§ Your objective
Please count the lines below that contain the word "volume", and reply with that number alone.

————

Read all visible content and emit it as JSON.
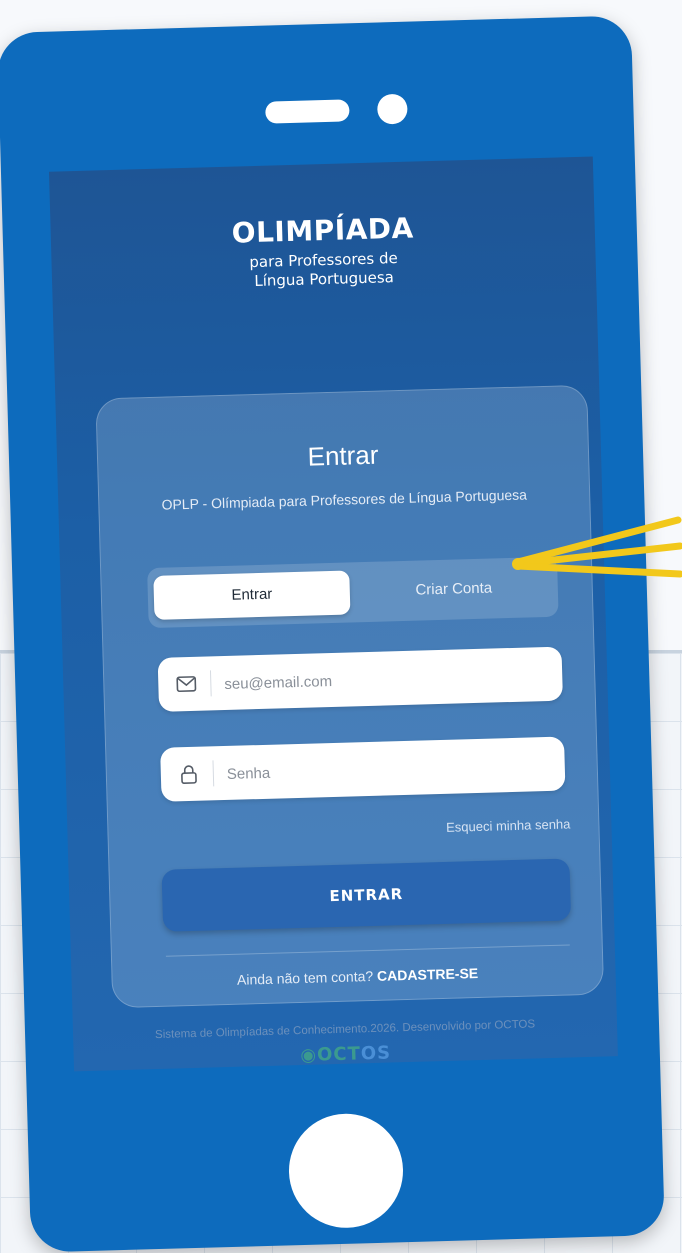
{
  "brand": {
    "title": "OLIMPÍADA",
    "subtitle_line1": "para Professores de",
    "subtitle_line2": "Língua Portuguesa"
  },
  "card": {
    "title": "Entrar",
    "subtitle": "OPLP - Olímpiada para Professores de Língua Portuguesa"
  },
  "tabs": {
    "login_label": "Entrar",
    "signup_label": "Criar Conta"
  },
  "form": {
    "email_placeholder": "seu@email.com",
    "password_placeholder": "Senha",
    "forgot_password": "Esqueci minha senha",
    "submit_label": "ENTRAR"
  },
  "signup": {
    "prompt": "Ainda não tem conta?",
    "link_label": "CADASTRE-SE"
  },
  "footer": {
    "text": "Sistema de Olimpíadas de Conhecimento.2026. Desenvolvido por OCTOS",
    "logo_main": "OCT",
    "logo_tail": "OS"
  },
  "colors": {
    "phone_frame": "#0d6bbd",
    "screen_bg": "#1e5595",
    "submit_button": "#2a66b1",
    "annotation_arrow": "#f2c81b"
  },
  "icons": {
    "email": "mail-icon",
    "password": "lock-icon",
    "footer_logo": "octos-logo-icon"
  }
}
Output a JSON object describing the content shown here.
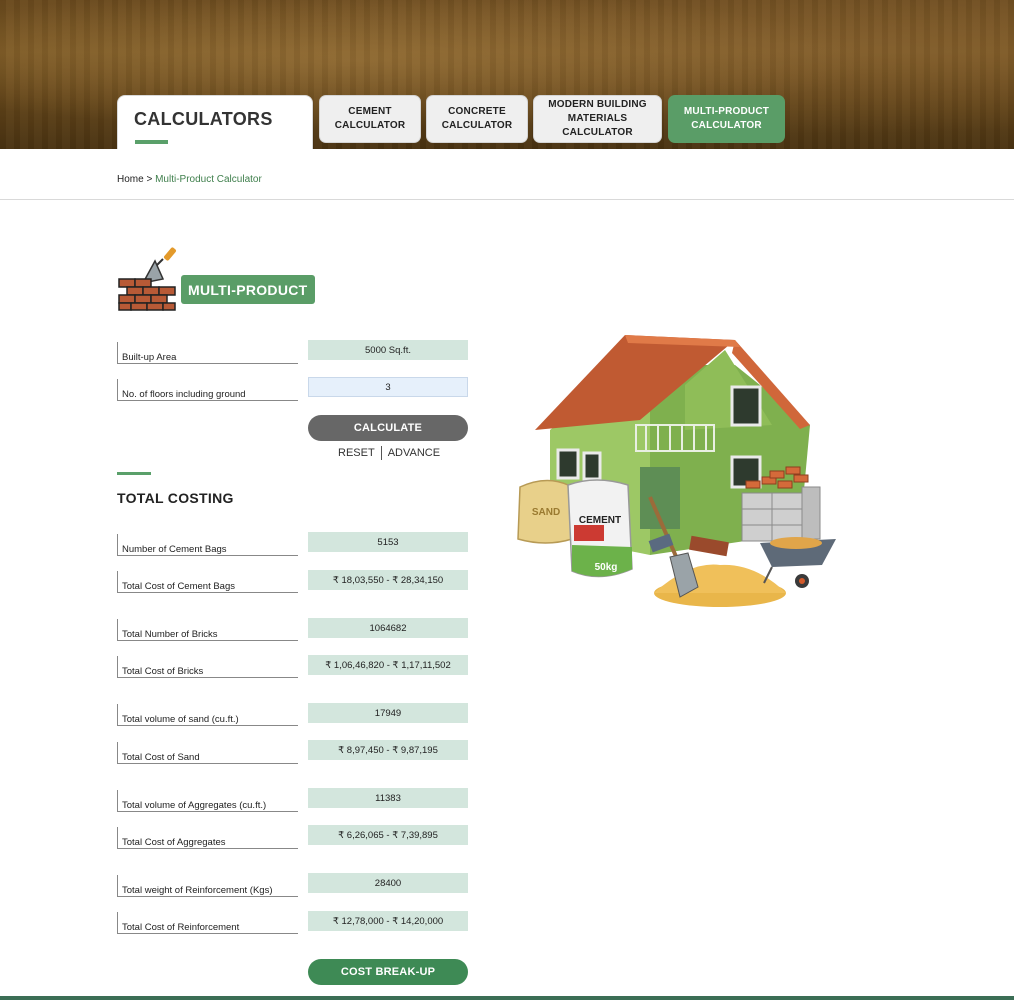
{
  "header": {
    "section_title": "CALCULATORS",
    "tabs": [
      {
        "label": "CEMENT\nCALCULATOR"
      },
      {
        "label": "CONCRETE\nCALCULATOR"
      },
      {
        "label": "MODERN BUILDING\nMATERIALS\nCALCULATOR"
      },
      {
        "label": "MULTI-PRODUCT\nCALCULATOR",
        "active": true
      }
    ]
  },
  "breadcrumb": {
    "home": "Home",
    "separator": ">",
    "current": "Multi-Product Calculator"
  },
  "product": {
    "badge_label": "MULTI-PRODUCT",
    "icon": "brick-trowel-icon"
  },
  "inputs": {
    "built_up_area": {
      "label": "Built-up Area",
      "value": "5000 Sq.ft."
    },
    "floors": {
      "label": "No. of floors including ground",
      "value": "3"
    }
  },
  "actions": {
    "calculate": "CALCULATE",
    "reset": "RESET",
    "advance": "ADVANCE",
    "cost_breakup": "COST BREAK-UP"
  },
  "totals": {
    "title": "TOTAL COSTING",
    "rows": [
      {
        "label": "Number of Cement Bags",
        "value": "5153"
      },
      {
        "label": "Total Cost of Cement Bags",
        "value": "₹ 18,03,550 - ₹ 28,34,150"
      },
      {
        "label": "Total Number of Bricks",
        "value": "1064682"
      },
      {
        "label": "Total Cost of Bricks",
        "value": "₹ 1,06,46,820 - ₹ 1,17,11,502"
      },
      {
        "label": "Total volume of sand (cu.ft.)",
        "value": "17949"
      },
      {
        "label": "Total Cost of Sand",
        "value": "₹ 8,97,450 - ₹ 9,87,195"
      },
      {
        "label": "Total volume of Aggregates (cu.ft.)",
        "value": "11383"
      },
      {
        "label": "Total Cost of Aggregates",
        "value": "₹ 6,26,065 - ₹ 7,39,895"
      },
      {
        "label": "Total weight of Reinforcement (Kgs)",
        "value": "28400"
      },
      {
        "label": "Total Cost of Reinforcement",
        "value": "₹ 12,78,000 - ₹ 14,20,000"
      }
    ]
  },
  "illustration": {
    "sand_bag_text": "SAND",
    "cement_bag_text": "CEMENT",
    "cement_weight": "50kg",
    "colors": {
      "roof": "#b9532c",
      "walls": "#8dbb57",
      "accent": "#5a9d67"
    }
  }
}
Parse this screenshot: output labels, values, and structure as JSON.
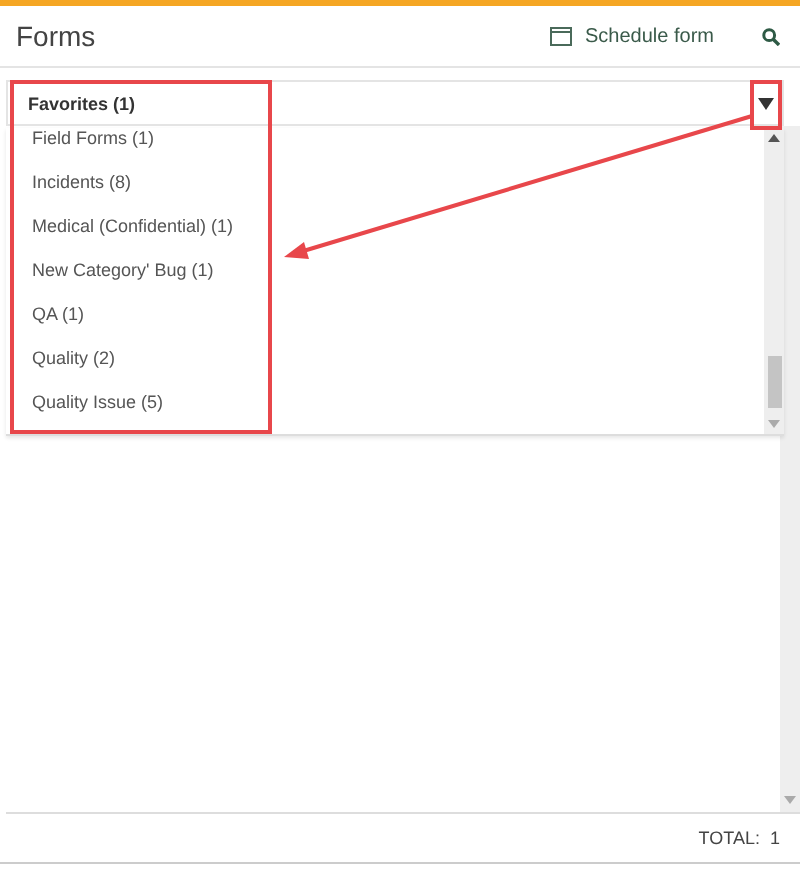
{
  "header": {
    "title": "Forms",
    "schedule_button": "Schedule form"
  },
  "category_select": {
    "value": "Favorites (1)",
    "expanded": true
  },
  "dropdown_items": [
    {
      "label": "Field Forms (1)",
      "selected": false
    },
    {
      "label": "Incidents (8)",
      "selected": false
    },
    {
      "label": "Medical (Confidential) (1)",
      "selected": false
    },
    {
      "label": "New Category' Bug (1)",
      "selected": false
    },
    {
      "label": "QA (1)",
      "selected": false
    },
    {
      "label": "Quality (2)",
      "selected": false
    },
    {
      "label": "Quality Issue (5)",
      "selected": false
    }
  ],
  "footer": {
    "total_label": "TOTAL:",
    "total_value": "1"
  }
}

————

§ Exercise result
2